Happy Hanukkah

Hanukkah or Chanukah also known as the Festival of Lights or Feast of Dedication, is an eight-day Jewish holiday commemorating the re dedication of the holy temple in Jerusalem. This year the festival starts tomorrow, December 16 and ends on December 24th. The festival is observed by the lighting of candles in a unique candle holder, called a menorah. The typical menorah consists of eight branches, one for each day of the festival, with an additional visually distinct branch. The extra light is called a shamash and is given a distinct location, usually above or below the rest. The purpose of the shamash is to have a light available for practical use, as using the Hanukkah lights themselves for purposes other than publicizing and meditating upon Hanukkah is forbidden. Many families exchange gifts each night, such as books or games and "Hanukkah Gelt" is often given to children. Other Hanukkah festivities include playing dreidel and eating oil based foods such as doughnuts and latkes. I may not be an expert in making doughnuts or latke, but I love the challenge of creating something new that is sure to be treasured by the recipient of such a gift. One traditional Jewish item that I have made in the past is something that every Jewish home must have. A mezuzah, it's a piece of parchment (often contained in a decorative

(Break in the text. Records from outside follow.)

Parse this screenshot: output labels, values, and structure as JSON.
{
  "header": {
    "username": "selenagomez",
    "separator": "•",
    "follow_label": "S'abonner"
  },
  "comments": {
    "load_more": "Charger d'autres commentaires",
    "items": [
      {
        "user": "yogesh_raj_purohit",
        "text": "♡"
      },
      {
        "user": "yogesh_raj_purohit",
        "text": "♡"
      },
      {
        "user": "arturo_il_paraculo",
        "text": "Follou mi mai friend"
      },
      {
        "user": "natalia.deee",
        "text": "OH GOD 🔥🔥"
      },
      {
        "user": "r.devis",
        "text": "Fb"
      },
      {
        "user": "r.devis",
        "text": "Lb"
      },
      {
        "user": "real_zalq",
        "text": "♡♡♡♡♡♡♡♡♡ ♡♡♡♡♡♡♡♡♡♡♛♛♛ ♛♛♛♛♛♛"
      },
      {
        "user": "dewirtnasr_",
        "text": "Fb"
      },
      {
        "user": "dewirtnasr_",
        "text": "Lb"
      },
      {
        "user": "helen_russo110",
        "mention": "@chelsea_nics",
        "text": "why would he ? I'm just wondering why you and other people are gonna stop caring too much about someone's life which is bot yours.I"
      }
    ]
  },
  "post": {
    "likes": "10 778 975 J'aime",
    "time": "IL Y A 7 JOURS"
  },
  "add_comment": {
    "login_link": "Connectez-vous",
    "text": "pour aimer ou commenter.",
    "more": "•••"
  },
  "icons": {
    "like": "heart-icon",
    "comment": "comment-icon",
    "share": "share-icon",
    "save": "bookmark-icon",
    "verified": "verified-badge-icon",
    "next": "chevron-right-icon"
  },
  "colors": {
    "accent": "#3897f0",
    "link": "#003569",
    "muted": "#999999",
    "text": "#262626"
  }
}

case) inscribed with specified Hebrew verses from the Torah. The parchment must be prepared by a qualified scribe who has undergone many years of meticulous training. The parchment is then rolled up and placed inside the case. As you may have guessed I'm not qualified to prepare the holy Jewish prayer of Shema Yisrael, but I'm certainly qualified to build an ornate case to keep it in. This one, I carved from a block of wax and cast into sterling silver. The theme for this mezuzah was the family tree, or tree of life. I set each family members birthstone in place of leaves on the tree to ensure that they new it was custom made just for them. So don't forget to think outside the box this Hanukkah season, just because I'm a "jeweller" or "goldsmith" doesn't mean that I'm limited to making jewellery or objects made from gold....